"""
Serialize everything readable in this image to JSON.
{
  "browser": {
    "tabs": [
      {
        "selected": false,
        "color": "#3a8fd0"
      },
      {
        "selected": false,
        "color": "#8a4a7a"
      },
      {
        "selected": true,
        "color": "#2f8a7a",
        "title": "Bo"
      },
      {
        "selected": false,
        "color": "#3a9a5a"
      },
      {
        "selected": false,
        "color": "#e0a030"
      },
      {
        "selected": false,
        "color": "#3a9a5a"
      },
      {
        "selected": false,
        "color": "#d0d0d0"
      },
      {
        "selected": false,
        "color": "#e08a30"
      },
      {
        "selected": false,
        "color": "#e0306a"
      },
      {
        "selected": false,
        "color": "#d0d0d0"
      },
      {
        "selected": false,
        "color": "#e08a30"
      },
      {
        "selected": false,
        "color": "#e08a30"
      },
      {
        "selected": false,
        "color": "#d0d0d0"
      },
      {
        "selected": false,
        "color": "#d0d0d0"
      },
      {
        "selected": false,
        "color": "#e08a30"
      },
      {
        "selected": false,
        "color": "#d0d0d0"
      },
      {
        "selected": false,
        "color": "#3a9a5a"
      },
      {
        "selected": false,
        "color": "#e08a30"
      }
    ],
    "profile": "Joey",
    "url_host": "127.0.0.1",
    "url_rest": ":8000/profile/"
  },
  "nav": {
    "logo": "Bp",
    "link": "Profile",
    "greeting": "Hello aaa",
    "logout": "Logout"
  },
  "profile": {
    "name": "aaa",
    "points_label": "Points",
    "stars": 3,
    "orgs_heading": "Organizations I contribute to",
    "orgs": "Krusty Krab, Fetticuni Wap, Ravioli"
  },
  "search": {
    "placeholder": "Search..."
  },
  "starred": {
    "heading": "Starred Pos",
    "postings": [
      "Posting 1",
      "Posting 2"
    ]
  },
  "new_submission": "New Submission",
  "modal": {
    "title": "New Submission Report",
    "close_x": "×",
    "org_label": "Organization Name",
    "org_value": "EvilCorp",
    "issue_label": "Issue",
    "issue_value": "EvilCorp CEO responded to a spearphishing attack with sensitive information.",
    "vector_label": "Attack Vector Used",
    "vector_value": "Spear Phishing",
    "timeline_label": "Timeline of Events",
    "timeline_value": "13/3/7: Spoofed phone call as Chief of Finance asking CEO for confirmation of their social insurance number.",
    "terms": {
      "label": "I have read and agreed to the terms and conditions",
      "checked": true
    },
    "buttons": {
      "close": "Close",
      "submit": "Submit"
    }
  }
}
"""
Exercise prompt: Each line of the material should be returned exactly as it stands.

Answer box:
Serialize everything readable in this image to JSON.
{
  "browser": {
    "tabs": [
      {
        "selected": false,
        "color": "#3a8fd0"
      },
      {
        "selected": false,
        "color": "#8a4a7a"
      },
      {
        "selected": true,
        "color": "#2f8a7a",
        "title": "Bo"
      },
      {
        "selected": false,
        "color": "#3a9a5a"
      },
      {
        "selected": false,
        "color": "#e0a030"
      },
      {
        "selected": false,
        "color": "#3a9a5a"
      },
      {
        "selected": false,
        "color": "#d0d0d0"
      },
      {
        "selected": false,
        "color": "#e08a30"
      },
      {
        "selected": false,
        "color": "#e0306a"
      },
      {
        "selected": false,
        "color": "#d0d0d0"
      },
      {
        "selected": false,
        "color": "#e08a30"
      },
      {
        "selected": false,
        "color": "#e08a30"
      },
      {
        "selected": false,
        "color": "#d0d0d0"
      },
      {
        "selected": false,
        "color": "#d0d0d0"
      },
      {
        "selected": false,
        "color": "#e08a30"
      },
      {
        "selected": false,
        "color": "#d0d0d0"
      },
      {
        "selected": false,
        "color": "#3a9a5a"
      },
      {
        "selected": false,
        "color": "#e08a30"
      }
    ],
    "profile": "Joey",
    "url_host": "127.0.0.1",
    "url_rest": ":8000/profile/"
  },
  "nav": {
    "logo": "Bp",
    "link": "Profile",
    "greeting": "Hello aaa",
    "logout": "Logout"
  },
  "profile": {
    "name": "aaa",
    "points_label": "Points",
    "stars": 3,
    "orgs_heading": "Organizations I contribute to",
    "orgs": "Krusty Krab, Fetticuni Wap, Ravioli"
  },
  "search": {
    "placeholder": "Search..."
  },
  "starred": {
    "heading": "Starred Pos",
    "postings": [
      "Posting 1",
      "Posting 2"
    ]
  },
  "new_submission": "New Submission",
  "modal": {
    "title": "New Submission Report",
    "close_x": "×",
    "org_label": "Organization Name",
    "org_value": "EvilCorp",
    "issue_label": "Issue",
    "issue_value": "EvilCorp CEO responded to a spearphishing attack with sensitive information.",
    "vector_label": "Attack Vector Used",
    "vector_value": "Spear Phishing",
    "timeline_label": "Timeline of Events",
    "timeline_value": "13/3/7: Spoofed phone call as Chief of Finance asking CEO for confirmation of their social insurance number.",
    "terms": {
      "label": "I have read and agreed to the terms and conditions",
      "checked": true
    },
    "buttons": {
      "close": "Close",
      "submit": "Submit"
    }
  }
}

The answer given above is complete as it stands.